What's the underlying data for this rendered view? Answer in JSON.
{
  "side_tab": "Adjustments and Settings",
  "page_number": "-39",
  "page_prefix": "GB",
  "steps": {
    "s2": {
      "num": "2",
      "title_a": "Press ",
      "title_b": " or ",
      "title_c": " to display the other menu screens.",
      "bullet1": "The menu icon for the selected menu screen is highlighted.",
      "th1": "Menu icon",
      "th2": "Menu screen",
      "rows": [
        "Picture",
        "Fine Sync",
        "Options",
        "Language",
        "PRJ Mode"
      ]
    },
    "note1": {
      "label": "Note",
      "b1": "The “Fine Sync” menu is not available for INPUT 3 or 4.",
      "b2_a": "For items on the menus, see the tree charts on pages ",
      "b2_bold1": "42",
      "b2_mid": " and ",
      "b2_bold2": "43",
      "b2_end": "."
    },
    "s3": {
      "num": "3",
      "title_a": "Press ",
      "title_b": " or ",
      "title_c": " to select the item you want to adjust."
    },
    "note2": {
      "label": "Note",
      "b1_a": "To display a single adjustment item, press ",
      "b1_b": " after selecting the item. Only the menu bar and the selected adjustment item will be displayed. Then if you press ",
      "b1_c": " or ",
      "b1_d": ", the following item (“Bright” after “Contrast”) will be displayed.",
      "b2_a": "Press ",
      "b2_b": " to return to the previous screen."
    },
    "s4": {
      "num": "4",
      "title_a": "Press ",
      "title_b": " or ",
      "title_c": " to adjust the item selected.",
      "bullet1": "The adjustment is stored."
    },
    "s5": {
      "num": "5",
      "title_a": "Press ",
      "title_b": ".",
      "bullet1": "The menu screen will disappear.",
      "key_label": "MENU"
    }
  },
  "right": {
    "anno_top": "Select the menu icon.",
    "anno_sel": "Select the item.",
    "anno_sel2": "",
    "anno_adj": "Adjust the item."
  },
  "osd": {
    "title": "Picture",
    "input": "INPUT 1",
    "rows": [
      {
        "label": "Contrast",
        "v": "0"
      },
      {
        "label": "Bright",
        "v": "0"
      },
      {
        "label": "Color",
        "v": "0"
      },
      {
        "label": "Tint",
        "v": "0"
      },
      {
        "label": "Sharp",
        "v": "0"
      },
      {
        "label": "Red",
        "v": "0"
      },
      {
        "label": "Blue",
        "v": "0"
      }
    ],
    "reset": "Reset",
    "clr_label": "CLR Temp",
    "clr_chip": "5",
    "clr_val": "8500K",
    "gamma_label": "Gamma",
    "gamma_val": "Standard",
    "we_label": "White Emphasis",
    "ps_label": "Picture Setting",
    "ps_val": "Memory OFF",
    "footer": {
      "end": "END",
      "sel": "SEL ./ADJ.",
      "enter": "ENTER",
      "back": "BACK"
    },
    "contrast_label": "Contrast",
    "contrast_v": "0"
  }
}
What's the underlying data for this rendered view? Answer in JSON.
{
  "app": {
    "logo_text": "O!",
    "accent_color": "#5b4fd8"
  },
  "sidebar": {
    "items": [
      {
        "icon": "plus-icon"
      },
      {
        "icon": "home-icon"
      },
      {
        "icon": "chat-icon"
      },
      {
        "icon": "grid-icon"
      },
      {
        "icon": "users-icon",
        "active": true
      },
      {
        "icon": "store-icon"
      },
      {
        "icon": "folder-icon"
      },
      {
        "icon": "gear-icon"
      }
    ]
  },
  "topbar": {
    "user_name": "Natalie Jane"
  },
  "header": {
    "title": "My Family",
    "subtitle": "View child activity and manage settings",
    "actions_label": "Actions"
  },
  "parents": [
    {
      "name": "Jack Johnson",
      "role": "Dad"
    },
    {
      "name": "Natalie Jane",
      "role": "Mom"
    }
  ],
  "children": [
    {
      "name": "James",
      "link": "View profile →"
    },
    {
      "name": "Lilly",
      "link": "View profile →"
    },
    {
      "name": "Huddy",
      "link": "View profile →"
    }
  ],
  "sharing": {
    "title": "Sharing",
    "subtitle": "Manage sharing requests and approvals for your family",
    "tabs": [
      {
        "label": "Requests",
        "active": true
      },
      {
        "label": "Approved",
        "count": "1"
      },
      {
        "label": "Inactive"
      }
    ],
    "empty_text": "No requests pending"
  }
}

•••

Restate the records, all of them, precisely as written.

ANSWER SPACE:
What's the underlying data for this rendered view? Answer in JSON.
{
  "side_tab": "Adjustments and Settings",
  "page_number": "-39",
  "page_prefix": "GB",
  "steps": {
    "s2": {
      "num": "2",
      "title_a": "Press ",
      "title_b": " or ",
      "title_c": " to display the other menu screens.",
      "bullet1": "The menu icon for the selected menu screen is highlighted.",
      "th1": "Menu icon",
      "th2": "Menu screen",
      "rows": [
        "Picture",
        "Fine Sync",
        "Options",
        "Language",
        "PRJ Mode"
      ]
    },
    "note1": {
      "label": "Note",
      "b1": "The “Fine Sync” menu is not available for INPUT 3 or 4.",
      "b2_a": "For items on the menus, see the tree charts on pages ",
      "b2_bold1": "42",
      "b2_mid": " and ",
      "b2_bold2": "43",
      "b2_end": "."
    },
    "s3": {
      "num": "3",
      "title_a": "Press ",
      "title_b": " or ",
      "title_c": " to select the item you want to adjust."
    },
    "note2": {
      "label": "Note",
      "b1_a": "To display a single adjustment item, press ",
      "b1_b": " after selecting the item. Only the menu bar and the selected adjustment item will be displayed. Then if you press ",
      "b1_c": " or ",
      "b1_d": ", the following item (“Bright” after “Contrast”) will be displayed.",
      "b2_a": "Press ",
      "b2_b": " to return to the previous screen."
    },
    "s4": {
      "num": "4",
      "title_a": "Press ",
      "title_b": " or ",
      "title_c": " to adjust the item selected.",
      "bullet1": "The adjustment is stored."
    },
    "s5": {
      "num": "5",
      "title_a": "Press ",
      "title_b": ".",
      "bullet1": "The menu screen will disappear.",
      "key_label": "MENU"
    }
  },
  "right": {
    "anno_top": "Select the menu icon.",
    "anno_sel": "Select the item.",
    "anno_sel2": "",
    "anno_adj": "Adjust the item."
  },
  "osd": {
    "title": "Picture",
    "input": "INPUT 1",
    "rows": [
      {
        "label": "Contrast",
        "v": "0"
      },
      {
        "label": "Bright",
        "v": "0"
      },
      {
        "label": "Color",
        "v": "0"
      },
      {
        "label": "Tint",
        "v": "0"
      },
      {
        "label": "Sharp",
        "v": "0"
      },
      {
        "label": "Red",
        "v": "0"
      },
      {
        "label": "Blue",
        "v": "0"
      }
    ],
    "reset": "Reset",
    "clr_label": "CLR Temp",
    "clr_chip": "5",
    "clr_val": "8500K",
    "gamma_label": "Gamma",
    "gamma_val": "Standard",
    "we_label": "White Emphasis",
    "ps_label": "Picture Setting",
    "ps_val": "Memory OFF",
    "footer": {
      "end": "END",
      "sel": "SEL ./ADJ.",
      "enter": "ENTER",
      "back": "BACK"
    },
    "contrast_label": "Contrast",
    "contrast_v": "0"
  }
}
What's the underlying data for this rendered view? Answer in JSON.
{
  "app": {
    "logo_text": "O!",
    "accent_color": "#5b4fd8"
  },
  "sidebar": {
    "items": [
      {
        "icon": "plus-icon"
      },
      {
        "icon": "home-icon"
      },
      {
        "icon": "chat-icon"
      },
      {
        "icon": "grid-icon"
      },
      {
        "icon": "users-icon",
        "active": true
      },
      {
        "icon": "store-icon"
      },
      {
        "icon": "folder-icon"
      },
      {
        "icon": "gear-icon"
      }
    ]
  },
  "topbar": {
    "user_name": "Natalie Jane"
  },
  "header": {
    "title": "My Family",
    "subtitle": "View child activity and manage settings",
    "actions_label": "Actions"
  },
  "parents": [
    {
      "name": "Jack Johnson",
      "role": "Dad"
    },
    {
      "name": "Natalie Jane",
      "role": "Mom"
    }
  ],
  "children": [
    {
      "name": "James",
      "link": "View profile →"
    },
    {
      "name": "Lilly",
      "link": "View profile →"
    },
    {
      "name": "Huddy",
      "link": "View profile →"
    }
  ],
  "sharing": {
    "title": "Sharing",
    "subtitle": "Manage sharing requests and approvals for your family",
    "tabs": [
      {
        "label": "Requests",
        "active": true
      },
      {
        "label": "Approved",
        "count": "1"
      },
      {
        "label": "Inactive"
      }
    ],
    "empty_text": "No requests pending"
  }
}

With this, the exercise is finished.